Have you been looking for the perfect summer beach tote? This one from Indego is adorable & practical, plus it supports leadership training in Rwanda and Ghana.
To The Market
While I manage To The Market’s blog and editorial content, even if I wasn’t doing that To The Market would be on this list! To The Market’s founder Jane Mosbacher Morris has been a good friend and mentor, but more importantly her vision for global artisan entrepreneurship is truly inspiring because Jane’s intentional focus on working with survivors of conflict, genocide, natural disasters, extreme poverty, terrorism, and human trafficking. These Partnerships means To The Market works with some of the most vulnerable people in the world. To The Market’s platform also allows for maximum exposure and as Jane says she’s not trying to reinvent the wheel but allow for greater market access for the groups already working with artisans. So many organizations are doing wonderful things on the ground in developing countries—To The Market gives them another outlet to expand their sales and ultimately create more opportunity for local artisans.
This is my fave item from one of To The Market's newest local partners, Connected in Hope. This beautiful leather tote is handcrafted in Ethiopia:
Rose & Fitzgerald
I have a serious love for African inspired designs and artisanship. Maybe it’s because my first foray into artisanal products was in Kenya, but I think it’s my love of African ingenuity. Rose & Fitzgerald embodies this; their story starts with wanting to create products for their newly adopted home in Kampala and led to starting a business after working with Ugandan artisans. I seriously love this story, and I can relate. To a certain extent it’s how SIKU style got started in Jordan or how I came to know some seamstresses in Voi, Kenya. While living in Voi I first needed a skirt made for a wedding I was attending and the next thing you know I was contracting these same seamstresses to sew gift bags made from wax cloth for another social enterprise project I was working on. While the products speak for themselves, the jobs and value added to the Ugandan economy is just as meaningful.

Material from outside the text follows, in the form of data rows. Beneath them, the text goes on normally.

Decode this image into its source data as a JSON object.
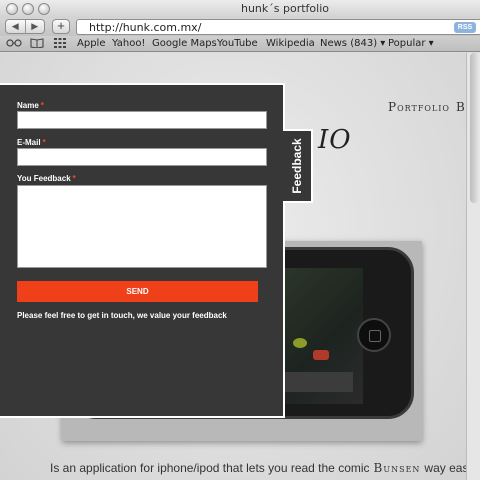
{
  "window": {
    "title": "hunk´s portfolio"
  },
  "toolbar": {
    "back": "◀",
    "forward": "▶",
    "add": "+",
    "url": "http://hunk.com.mx/",
    "rss": "RSS"
  },
  "bookmarks": {
    "icons": [
      "reader-glasses-icon",
      "book-icon",
      "grid-icon"
    ],
    "items": [
      "Apple",
      "Yahoo!",
      "Google Maps",
      "YouTube",
      "Wikipedia",
      "News (843) ▾",
      "Popular ▾"
    ]
  },
  "page": {
    "nav": [
      "Portfolio",
      "Blog"
    ],
    "heading_fragment": "IO",
    "body_text": "Is an application for iphone/ipod that lets you read the comic",
    "comic_name": "Bunsen",
    "body_text_tail": "way easily"
  },
  "feedback": {
    "tab_label": "Feedback",
    "name_label": "Name",
    "email_label": "E-Mail",
    "message_label": "You Feedback",
    "required_mark": "*",
    "name_value": "",
    "email_value": "",
    "message_value": "",
    "send_label": "SEND",
    "note": "Please feel free to get in touch, we value your feedback",
    "accent_color": "#f0401a"
  }
}
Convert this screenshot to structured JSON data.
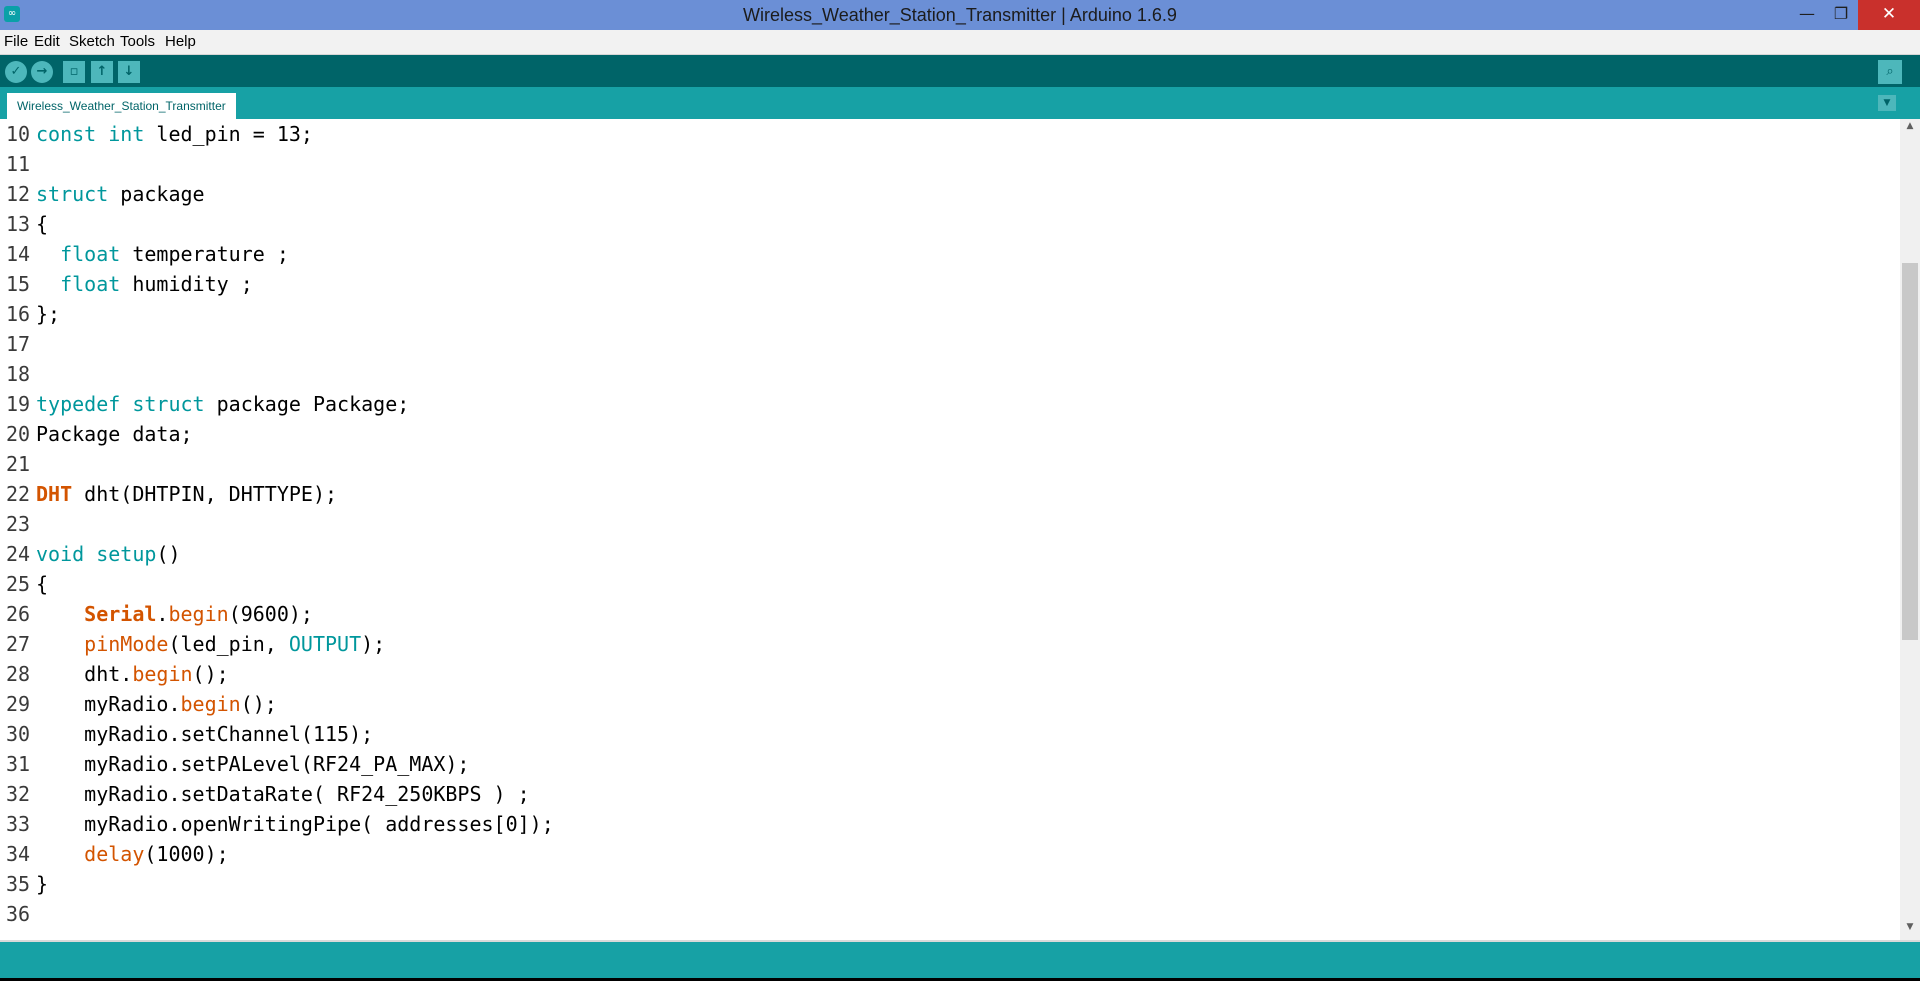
{
  "window": {
    "title": "Wireless_Weather_Station_Transmitter | Arduino 1.6.9",
    "app_icon": "∞",
    "minimize": "—",
    "maximize": "❐",
    "close": "✕"
  },
  "menubar": {
    "items": [
      "File",
      "Edit",
      "Sketch",
      "Tools",
      "Help"
    ]
  },
  "toolbar": {
    "verify_icon": "✓",
    "upload_icon": "→",
    "new_icon": "▫",
    "open_icon": "↑",
    "save_icon": "↓",
    "serial_monitor_icon": "⌕"
  },
  "tabs": {
    "active": "Wireless_Weather_Station_Transmitter",
    "menu_icon": "▼"
  },
  "editor": {
    "lines": [
      {
        "n": "10",
        "tokens": [
          {
            "c": "kw",
            "t": "const"
          },
          {
            "c": "txt",
            "t": " "
          },
          {
            "c": "kw",
            "t": "int"
          },
          {
            "c": "txt",
            "t": " led_pin = 13;"
          }
        ]
      },
      {
        "n": "11",
        "tokens": []
      },
      {
        "n": "12",
        "tokens": [
          {
            "c": "kw",
            "t": "struct"
          },
          {
            "c": "txt",
            "t": " package"
          }
        ]
      },
      {
        "n": "13",
        "tokens": [
          {
            "c": "txt",
            "t": "{"
          }
        ]
      },
      {
        "n": "14",
        "tokens": [
          {
            "c": "txt",
            "t": "  "
          },
          {
            "c": "kw",
            "t": "float"
          },
          {
            "c": "txt",
            "t": " temperature ;"
          }
        ]
      },
      {
        "n": "15",
        "tokens": [
          {
            "c": "txt",
            "t": "  "
          },
          {
            "c": "kw",
            "t": "float"
          },
          {
            "c": "txt",
            "t": " humidity ;"
          }
        ]
      },
      {
        "n": "16",
        "tokens": [
          {
            "c": "txt",
            "t": "};"
          }
        ]
      },
      {
        "n": "17",
        "tokens": []
      },
      {
        "n": "18",
        "tokens": []
      },
      {
        "n": "19",
        "tokens": [
          {
            "c": "kw",
            "t": "typedef"
          },
          {
            "c": "txt",
            "t": " "
          },
          {
            "c": "kw",
            "t": "struct"
          },
          {
            "c": "txt",
            "t": " package Package;"
          }
        ]
      },
      {
        "n": "20",
        "tokens": [
          {
            "c": "txt",
            "t": "Package data;"
          }
        ]
      },
      {
        "n": "21",
        "tokens": []
      },
      {
        "n": "22",
        "tokens": [
          {
            "c": "cls",
            "t": "DHT"
          },
          {
            "c": "txt",
            "t": " dht(DHTPIN, DHTTYPE);"
          }
        ]
      },
      {
        "n": "23",
        "tokens": []
      },
      {
        "n": "24",
        "tokens": [
          {
            "c": "kw",
            "t": "void"
          },
          {
            "c": "txt",
            "t": " "
          },
          {
            "c": "kw",
            "t": "setup"
          },
          {
            "c": "txt",
            "t": "()"
          }
        ]
      },
      {
        "n": "25",
        "tokens": [
          {
            "c": "txt",
            "t": "{"
          }
        ]
      },
      {
        "n": "26",
        "tokens": [
          {
            "c": "txt",
            "t": "    "
          },
          {
            "c": "cls",
            "t": "Serial"
          },
          {
            "c": "txt",
            "t": "."
          },
          {
            "c": "fn",
            "t": "begin"
          },
          {
            "c": "txt",
            "t": "(9600);"
          }
        ]
      },
      {
        "n": "27",
        "tokens": [
          {
            "c": "txt",
            "t": "    "
          },
          {
            "c": "fn",
            "t": "pinMode"
          },
          {
            "c": "txt",
            "t": "(led_pin, "
          },
          {
            "c": "kw",
            "t": "OUTPUT"
          },
          {
            "c": "txt",
            "t": ");"
          }
        ]
      },
      {
        "n": "28",
        "tokens": [
          {
            "c": "txt",
            "t": "    dht."
          },
          {
            "c": "fn",
            "t": "begin"
          },
          {
            "c": "txt",
            "t": "();"
          }
        ]
      },
      {
        "n": "29",
        "tokens": [
          {
            "c": "txt",
            "t": "    myRadio."
          },
          {
            "c": "fn",
            "t": "begin"
          },
          {
            "c": "txt",
            "t": "();"
          }
        ]
      },
      {
        "n": "30",
        "tokens": [
          {
            "c": "txt",
            "t": "    myRadio.setChannel(115);"
          }
        ]
      },
      {
        "n": "31",
        "tokens": [
          {
            "c": "txt",
            "t": "    myRadio.setPALevel(RF24_PA_MAX);"
          }
        ]
      },
      {
        "n": "32",
        "tokens": [
          {
            "c": "txt",
            "t": "    myRadio.setDataRate( RF24_250KBPS ) ;"
          }
        ]
      },
      {
        "n": "33",
        "tokens": [
          {
            "c": "txt",
            "t": "    myRadio.openWritingPipe( addresses[0]);"
          }
        ]
      },
      {
        "n": "34",
        "tokens": [
          {
            "c": "txt",
            "t": "    "
          },
          {
            "c": "fn",
            "t": "delay"
          },
          {
            "c": "txt",
            "t": "(1000);"
          }
        ]
      },
      {
        "n": "35",
        "tokens": [
          {
            "c": "txt",
            "t": "}"
          }
        ]
      },
      {
        "n": "36",
        "tokens": []
      }
    ]
  },
  "scrollbar": {
    "up_icon": "▲",
    "down_icon": "▼"
  },
  "colors": {
    "keyword": "#00979c",
    "function": "#d35400",
    "toolbar": "#006468",
    "tabbar": "#17a1a5"
  }
}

I love this half moon bangle, an updated take on a classic fashion staple: